One of the most feared eskrimadors in the pre-war period Cebu City was the late Grandmaster Venancio "Anciong" Bacon inventor of Balintawak Eskrima GM Vicente "Inting" Carin who fought in twenty death matches. He once killed three of seven attackers during a dance in Mabolo District of Cebu City. Mortally wounded from stab wounds, he was given up for dead and was brought to the morgue. By a stroke of fate, GM Eulogio Canete came over to check his pulse and found out that he was still breathing faintly, immediately applied first aid and brought him to the hospital and thereafter fully recovered from his fatal wounds.
Some of these Cebuano eskrimadors later migrated to Mindanao hoping to find peace and quiet and to retire once and for all from Juego Todo. Grandmasters Jose Caballero, Pablicito Cabahug and Jesus Abella later found out that their hiatus were short lived. It was widely believed that GM Cabahug killed more than a dozen Moro bandits during a fracas in Lanao province. Like a curse, a fisherman of Jimenez town named Protacio Mutas never passed on his eskrima skills to his eight sons for fear that they will go through the same bloody experience. Manong Protacio was believed to have possessed a powerful Orascion. He used to pacify blade for blade encounters by the use of his orascion. Many eskrimadors of the old days practice Orascion, a Christian incantation in Latin. Many believed that the power of Orascion gave them invincibility from any attacks whether its blade or bullets. During a town Bayle (ball), seven drunken bullies tried to stir trouble. The leader a certain Lolong Tagaad has always wanted to challenge Manong Protacio, but the latter a very peaceful man always found a way to avoid the bully- until this night. Realizing that Lolong will never stop provoking him, Manong Protacio went home to get his 30 inch pinuti (bolo) to face Lolong once and for all. The six other drunks fully aware of Manong Protacio's skills, chickened out and ran away. The mortal combat lasted only for a few seconds. Manong Protacio, a very clever eskrimador, slashed Lolong Tagaad's collar bone with a very powerful strike that penetrated his lungs. Lolong Tagaad died instantly. The relatives realized the futility of filing criminal charges because of witnesses testimonies that Manong Protacio fought in self-defense.
Many of the Juego Todo matches of the old days were undocumented and the witnesses accounts of these events were handed down by word of mouth. And since these stories were passed on to several generations, facts can be twisted and exaggerated to benefit the story teller. There were practically no police records to document that such matches actually took place. However, many of the eskrimadors still alive today like GM Inting Carin have the scars to show that they actually participated in Juego Todo duels.

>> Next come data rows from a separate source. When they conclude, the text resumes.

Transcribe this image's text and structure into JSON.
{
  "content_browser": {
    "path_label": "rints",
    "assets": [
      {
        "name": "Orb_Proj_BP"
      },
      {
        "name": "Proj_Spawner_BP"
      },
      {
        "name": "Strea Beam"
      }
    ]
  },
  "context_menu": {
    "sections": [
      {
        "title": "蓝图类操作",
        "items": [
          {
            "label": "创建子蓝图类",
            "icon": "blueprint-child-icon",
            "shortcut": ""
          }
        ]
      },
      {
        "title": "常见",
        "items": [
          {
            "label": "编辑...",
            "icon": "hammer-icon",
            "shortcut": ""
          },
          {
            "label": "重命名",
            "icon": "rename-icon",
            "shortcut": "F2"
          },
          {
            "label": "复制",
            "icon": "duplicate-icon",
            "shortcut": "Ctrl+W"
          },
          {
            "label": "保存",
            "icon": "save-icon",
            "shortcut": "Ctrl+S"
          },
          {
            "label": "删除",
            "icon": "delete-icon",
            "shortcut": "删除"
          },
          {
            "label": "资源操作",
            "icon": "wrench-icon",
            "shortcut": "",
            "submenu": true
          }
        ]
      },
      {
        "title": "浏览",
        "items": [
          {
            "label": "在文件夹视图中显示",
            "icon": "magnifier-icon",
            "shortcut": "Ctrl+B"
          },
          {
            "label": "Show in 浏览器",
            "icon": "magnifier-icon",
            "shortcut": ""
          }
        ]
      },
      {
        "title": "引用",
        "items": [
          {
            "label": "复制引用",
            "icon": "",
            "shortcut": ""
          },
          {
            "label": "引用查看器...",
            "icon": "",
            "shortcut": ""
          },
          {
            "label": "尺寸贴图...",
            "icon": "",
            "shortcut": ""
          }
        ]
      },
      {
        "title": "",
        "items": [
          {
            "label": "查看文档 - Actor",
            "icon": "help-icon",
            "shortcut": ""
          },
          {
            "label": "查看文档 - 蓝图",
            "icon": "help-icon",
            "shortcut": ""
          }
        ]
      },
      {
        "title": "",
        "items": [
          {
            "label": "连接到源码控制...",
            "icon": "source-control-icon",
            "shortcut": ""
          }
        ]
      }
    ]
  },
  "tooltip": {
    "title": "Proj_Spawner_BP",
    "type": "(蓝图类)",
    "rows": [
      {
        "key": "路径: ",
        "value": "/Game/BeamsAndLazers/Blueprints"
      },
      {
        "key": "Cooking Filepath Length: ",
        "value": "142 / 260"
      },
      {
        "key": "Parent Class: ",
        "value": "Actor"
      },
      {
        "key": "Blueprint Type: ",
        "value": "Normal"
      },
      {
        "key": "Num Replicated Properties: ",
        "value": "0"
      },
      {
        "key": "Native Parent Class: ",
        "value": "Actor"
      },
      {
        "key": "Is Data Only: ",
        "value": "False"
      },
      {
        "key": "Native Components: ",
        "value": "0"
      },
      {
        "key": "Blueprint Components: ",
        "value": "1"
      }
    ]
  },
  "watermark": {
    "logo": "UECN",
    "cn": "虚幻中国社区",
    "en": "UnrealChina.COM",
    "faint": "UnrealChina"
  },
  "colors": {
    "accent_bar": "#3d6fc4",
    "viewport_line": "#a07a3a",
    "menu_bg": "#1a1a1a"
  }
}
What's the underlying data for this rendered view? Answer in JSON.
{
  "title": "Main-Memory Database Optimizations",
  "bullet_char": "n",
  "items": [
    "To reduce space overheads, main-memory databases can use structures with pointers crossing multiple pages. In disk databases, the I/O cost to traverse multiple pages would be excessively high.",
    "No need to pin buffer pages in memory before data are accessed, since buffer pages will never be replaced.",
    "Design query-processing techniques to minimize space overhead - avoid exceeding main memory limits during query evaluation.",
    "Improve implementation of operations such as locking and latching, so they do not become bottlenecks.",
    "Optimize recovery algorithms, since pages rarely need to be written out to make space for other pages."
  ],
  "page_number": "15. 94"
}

The remaining living witness to GM Caballero's Juego Todo duels is Egmidio Tubal a retired PC soldier of Davao City.
These grandmasters of Eskrima fought with their blood and guts to perfect a warriors art - one of the legacies of many of our great ancestors like Lapu-lapu who fought to preserve our culture and our freedom.